3rd January, 2003
Ministry of Law & Justice  


The President has given his assent to the Companies (Amendment) Bill, 2002, the Cable Television Networks (Amendment) Bill, 2002, the Transfer of Property (Amendment) Bill, 2002 and the Indian Evidence (Amendment) Bill, 2002. With this, these four Bills, passed during the Winter Session of Parliament ending December 20, 2002, have been notified in the Gazette of India as Act Nos. 1,2,3 and 4 respectively of the year 2003.

The Companies (Amendment) Act, 2003, which seeks to amend the Companies Act, 1956, provides for a new, modern, efficient and time bound Insolvency Law to provide for both rehabilitation and winding up of sick companies within a timeframe of a maximum of two years as against the existing system taking about 18 to 26 years. It envisages setting up of a National Company Law Tribunal with several Benches to be notified by the Government all over the country, appeal from its judgement before the National Company Law Appellate Tribunal, taking over the jurisdiction of High Courts in the matters of liquidation of sick companies, abrogation of Company Law Board, repealing of the Sick Industries (Special Provisions) Act, 1985 and dismantling of BIFR created thereunder, creation of a corpus to be known as Rehabilitation Fund for taking care of the workers of sick companies and their investors as per the global standards in keeping with the norms of globalization of Indian economy under the World Trade Organisation regime. The Government will implement this Act from a date to be notified by the Department of Company Affairs in stages.

The Cable Television Networks (Amendment) Act, 2003, which seeks to amend the Cable Television Networks (Regulation) Act, 1995, provides for empowering the Government with installation of affordable systems for viewing pay channels of television programmes through notification in a phased manner, free-to-air channels in the areas thus notified, to be continued in the existing receiver sets without having to go through the addressable systems, without requiring the subscribers to change the receiving set irrespective of the channels that they wish to receive and providing freedom of choice to subscribers to view the channels from amongst those offered by the cable service providers, flexibility for adoption of technological advancement and upgradation in the addressable systems with a provision for the Bureau of Indian Standards to lay down technical standards and performance parameters of the systems, with the authority of the Government to prescribe, from time to time, the maximum amount to be paid by the subscriber to the cable service provider for the basic service tier consisting of the bouquets of notified free-to-air channels and to determine the number of channels to be included in this tier and the maximum cost for the same in different States, cities and areas of the country, from time to time. The Government acquires effective power to enforce the amendments, violations of which would constitute a cognizable offence. The amendments are intended to enable the Government to protect the interest of the consumers and save them from predatory exploitation by cable service providers. The Act will come into force from a date to be notified by the Government in the Ministry of Information & Broadcasting.
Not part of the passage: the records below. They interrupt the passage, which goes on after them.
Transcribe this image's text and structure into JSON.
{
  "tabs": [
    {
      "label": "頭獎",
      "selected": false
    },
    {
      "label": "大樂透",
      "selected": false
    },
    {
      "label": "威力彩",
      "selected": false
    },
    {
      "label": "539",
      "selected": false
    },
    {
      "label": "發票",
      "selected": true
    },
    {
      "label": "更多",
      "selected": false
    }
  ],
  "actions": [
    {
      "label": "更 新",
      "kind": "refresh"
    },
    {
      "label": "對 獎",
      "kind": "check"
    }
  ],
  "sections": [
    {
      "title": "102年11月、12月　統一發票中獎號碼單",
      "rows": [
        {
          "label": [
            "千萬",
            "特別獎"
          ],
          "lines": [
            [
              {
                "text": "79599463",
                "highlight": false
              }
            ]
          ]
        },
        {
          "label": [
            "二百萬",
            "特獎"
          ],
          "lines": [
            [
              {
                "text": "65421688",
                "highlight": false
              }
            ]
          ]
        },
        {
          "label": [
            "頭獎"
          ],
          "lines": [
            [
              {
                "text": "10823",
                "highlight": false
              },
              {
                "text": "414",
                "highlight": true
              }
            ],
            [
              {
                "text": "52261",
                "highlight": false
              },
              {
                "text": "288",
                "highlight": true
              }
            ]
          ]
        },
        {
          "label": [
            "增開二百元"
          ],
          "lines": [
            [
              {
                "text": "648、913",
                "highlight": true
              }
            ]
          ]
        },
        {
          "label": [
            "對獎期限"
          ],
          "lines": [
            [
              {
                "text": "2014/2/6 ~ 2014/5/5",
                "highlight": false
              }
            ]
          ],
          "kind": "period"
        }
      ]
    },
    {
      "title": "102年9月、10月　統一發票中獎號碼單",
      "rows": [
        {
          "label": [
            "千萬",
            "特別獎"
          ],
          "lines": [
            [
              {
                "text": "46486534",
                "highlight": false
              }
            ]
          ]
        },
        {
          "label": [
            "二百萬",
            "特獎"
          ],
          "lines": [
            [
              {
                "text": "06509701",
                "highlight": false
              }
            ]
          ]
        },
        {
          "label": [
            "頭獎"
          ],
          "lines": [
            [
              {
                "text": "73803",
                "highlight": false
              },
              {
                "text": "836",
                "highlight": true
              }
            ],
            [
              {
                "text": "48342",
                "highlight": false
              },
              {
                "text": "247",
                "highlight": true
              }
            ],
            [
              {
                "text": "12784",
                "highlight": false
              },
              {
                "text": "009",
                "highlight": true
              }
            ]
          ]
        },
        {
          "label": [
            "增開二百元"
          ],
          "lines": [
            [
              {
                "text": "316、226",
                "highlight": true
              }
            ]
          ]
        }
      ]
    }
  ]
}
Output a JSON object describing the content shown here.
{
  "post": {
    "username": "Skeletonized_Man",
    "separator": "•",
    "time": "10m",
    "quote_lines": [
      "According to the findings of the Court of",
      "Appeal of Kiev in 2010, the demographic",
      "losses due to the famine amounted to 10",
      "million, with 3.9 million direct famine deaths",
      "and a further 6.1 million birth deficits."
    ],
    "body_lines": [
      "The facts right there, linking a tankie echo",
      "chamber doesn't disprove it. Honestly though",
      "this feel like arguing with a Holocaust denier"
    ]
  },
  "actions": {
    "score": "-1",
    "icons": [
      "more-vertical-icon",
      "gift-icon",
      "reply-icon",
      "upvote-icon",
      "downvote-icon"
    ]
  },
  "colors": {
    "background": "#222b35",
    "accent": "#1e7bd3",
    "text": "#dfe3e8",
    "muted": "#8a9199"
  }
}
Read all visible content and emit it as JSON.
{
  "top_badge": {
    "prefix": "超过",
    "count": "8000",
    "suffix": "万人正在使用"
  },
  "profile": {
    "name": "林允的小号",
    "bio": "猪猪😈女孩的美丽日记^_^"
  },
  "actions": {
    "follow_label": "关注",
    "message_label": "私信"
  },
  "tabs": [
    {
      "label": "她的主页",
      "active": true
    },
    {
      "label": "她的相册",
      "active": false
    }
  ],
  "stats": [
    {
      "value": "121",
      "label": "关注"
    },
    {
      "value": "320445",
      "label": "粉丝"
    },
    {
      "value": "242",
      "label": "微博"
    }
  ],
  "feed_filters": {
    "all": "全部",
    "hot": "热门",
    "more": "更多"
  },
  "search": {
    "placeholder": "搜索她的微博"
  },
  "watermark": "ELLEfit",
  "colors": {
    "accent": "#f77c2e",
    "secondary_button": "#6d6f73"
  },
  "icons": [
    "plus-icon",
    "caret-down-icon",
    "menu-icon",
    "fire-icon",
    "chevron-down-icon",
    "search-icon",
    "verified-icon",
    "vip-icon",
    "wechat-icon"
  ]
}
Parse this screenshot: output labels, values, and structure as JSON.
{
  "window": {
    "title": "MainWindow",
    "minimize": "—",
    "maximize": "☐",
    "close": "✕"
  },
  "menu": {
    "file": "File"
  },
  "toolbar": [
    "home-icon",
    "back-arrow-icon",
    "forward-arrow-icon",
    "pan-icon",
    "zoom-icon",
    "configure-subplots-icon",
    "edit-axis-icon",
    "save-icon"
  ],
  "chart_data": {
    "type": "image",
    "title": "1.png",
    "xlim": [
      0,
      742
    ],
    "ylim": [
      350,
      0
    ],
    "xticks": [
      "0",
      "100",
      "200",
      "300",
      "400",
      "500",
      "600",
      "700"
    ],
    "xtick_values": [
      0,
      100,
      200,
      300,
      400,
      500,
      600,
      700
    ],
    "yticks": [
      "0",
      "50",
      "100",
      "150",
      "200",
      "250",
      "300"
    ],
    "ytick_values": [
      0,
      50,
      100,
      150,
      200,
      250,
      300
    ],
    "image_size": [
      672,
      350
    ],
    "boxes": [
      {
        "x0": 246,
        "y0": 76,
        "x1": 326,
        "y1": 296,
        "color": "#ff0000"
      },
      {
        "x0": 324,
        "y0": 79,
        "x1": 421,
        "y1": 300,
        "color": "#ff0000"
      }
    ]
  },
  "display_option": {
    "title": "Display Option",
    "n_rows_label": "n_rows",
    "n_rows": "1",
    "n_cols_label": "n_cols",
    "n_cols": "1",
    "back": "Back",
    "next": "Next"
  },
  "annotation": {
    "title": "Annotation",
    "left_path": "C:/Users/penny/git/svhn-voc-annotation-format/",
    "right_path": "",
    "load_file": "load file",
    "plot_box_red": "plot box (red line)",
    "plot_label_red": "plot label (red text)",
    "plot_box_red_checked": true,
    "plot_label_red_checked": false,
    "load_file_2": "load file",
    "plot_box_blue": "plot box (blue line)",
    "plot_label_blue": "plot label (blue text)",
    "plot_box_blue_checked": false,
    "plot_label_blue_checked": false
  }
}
The Transfer of Property (Amendment) Act, 2003, which seeks to amend the Transfer of Property Act, 1882, provides that the period of notice regarding transfer of property shall commence from the date of its receipt and the amendment will apply to the pending suits or proceedrings and notices issued before the commencement of this amendment. It is intended to remove doubts and confusions under Section 106 of the Transfer of Property Act. This is also designed to help the courts expedite disposal of cases relating to transfer of property. The amendment follows the Supreme Court judgement in Mangilal Vs. Sugan Chand AIR, 1965 SC 101, 104 and the recommendations of the Law Commission of India. It has come into force with immediate effect.

The Indian Evidence (Amendment) Act, 2003, which seeks to amend the Indian Evidence Act, 1872, provides for deletion of clause 4 of Section 155 by specifically providing in Section 146 that in a prosecution for rape or attempt to commit rape, it will not be possible to put questions in the cross examination of the prosecutrix as to her general immoral character. This follows the recommendations of the Law Commission of India and the National Commission for Women. It has been observed that the defence counsels usually refer to prior sexual conduct of the complainant in their pleadings for demolishing her testimony that she did not consent, thus tarnishing the reputation and chances of marriage of the complainant. This women friendly amendment is intended to protect the individual honour and dignity of woman from being tarnished in the courts of law during the trial of rape or attempted rape cases. This amendment has come into force with immediate effect.